Employee benefit offerings come in all shapes and sizes. At one end of the spectrum, there are the traditional employee benefits such as contributions to an employee’s pension scheme, childcare vouchers, and subsidised gym membership, and at the other end there are wine clubs, unlimited holiday allowances, and free-bacon Thursdays.
With changes looming on the horizon, such as Brexit, new data protection legislation, and the increase in automatic-enrolment pension contributions, now is a good time for employers to take stock of their benefits strategies and consider what impact, if any, these changes will have on the benefits they offer to their staff.
The government triggered the formal Brexit negotiation process by providing the European Union (EU) with the required notification under Article 50 of the EU Treaty on 29 March this year.
It is still unclear whether new immigration rules will apply but employers with businesses that are heavily dependent on migrant workers should start preparing for the possibility that restrictions might be imposed on economic migration. For affected employers, now is the time to consider whether their benefits offerings need to be reviewed and possibly enhanced in order to attract a more diverse workforce.
The new General Data Protection Regulation (GDPR)
The GDPR will apply from 25 May 2018 in all member states of the EU, including the UK, without any need for domestic implementing legislation. GDPR introduces a much tougher regime compared with the existing data protection legislation with potential fines of up to 4% of total worldwide annual turnover for serious breaches, such as unlawful transfers of personal data outside the European Economic Area and criminal liability for individuals who process data in breach of the law.
Many benefits are provided by third-party providers, such as insurers, and involve employers transferring significant amounts of staff personal data outside of their businesses. With just over a year before GDPR applies in the UK, employers should be looking at where that data is going and asking themselves some questions.
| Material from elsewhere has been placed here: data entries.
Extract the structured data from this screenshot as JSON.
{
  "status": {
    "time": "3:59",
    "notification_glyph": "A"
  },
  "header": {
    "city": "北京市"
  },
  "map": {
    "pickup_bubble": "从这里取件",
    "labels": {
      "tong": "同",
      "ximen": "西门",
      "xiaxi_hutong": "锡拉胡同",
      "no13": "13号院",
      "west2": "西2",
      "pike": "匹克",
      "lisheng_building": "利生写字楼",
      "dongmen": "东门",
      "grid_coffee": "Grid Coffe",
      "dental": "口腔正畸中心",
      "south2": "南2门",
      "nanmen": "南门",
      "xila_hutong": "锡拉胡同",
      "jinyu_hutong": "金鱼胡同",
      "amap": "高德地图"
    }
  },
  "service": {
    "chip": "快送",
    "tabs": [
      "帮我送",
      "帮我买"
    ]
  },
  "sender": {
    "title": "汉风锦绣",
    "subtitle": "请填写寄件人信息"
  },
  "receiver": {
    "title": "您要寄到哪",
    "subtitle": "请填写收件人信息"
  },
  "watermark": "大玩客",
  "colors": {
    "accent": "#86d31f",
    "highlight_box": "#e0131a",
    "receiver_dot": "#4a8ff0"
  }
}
Are the service providers based in the EU or a ‘third country’? Are any adjustments required to the benefits provided to adapt to a changed regulatory landscape? Who within the organisation will be responsible for making those adjustments?
Salary sacrifice changes
From April 2017, the tax and national insurance advantages of salary sacrifice arrangements have been withdrawn other than for those relating to pensions (including advice), childcare, bikes-for-work schemes, and ultra-low emission cars. Arrangements in place before April 2017 will be protected until April 2018 and arrangements for cars, accommodation and school fees will be protected until April 2021.
The gradual erosion of the tax-advantageous salary sacrifice wrapper will mean that employers will face higher costs for providing the same benefit package. For employers that cannot afford this additional burden, they will need to re-think their benefit strategies and possibly limit their benefits offering to those that can be offered through salary sacrifice arrangements.
Increase in the automatic-enrolment pension contribution rates
From next April, the mandatory minimum level of employer pension contributions to automatic-enrolment pension arrangements will increase from 1% to 2% of qualifying earnings, for the tax year 2017-2018 this comprises earnings between £5,876 and £45,000, and from 6 April 2019, this will increase again to 3%. Clearly, these rises will have cost implications for many employers which may have to withdraw other benefits to meet the increasing cost of pension contributions.
With great changes ahead, employers would be well advised to look at their benefits strategies and ensure that they are fit for purpose.
Crowley Woodford is employment partner at law firm Ashurst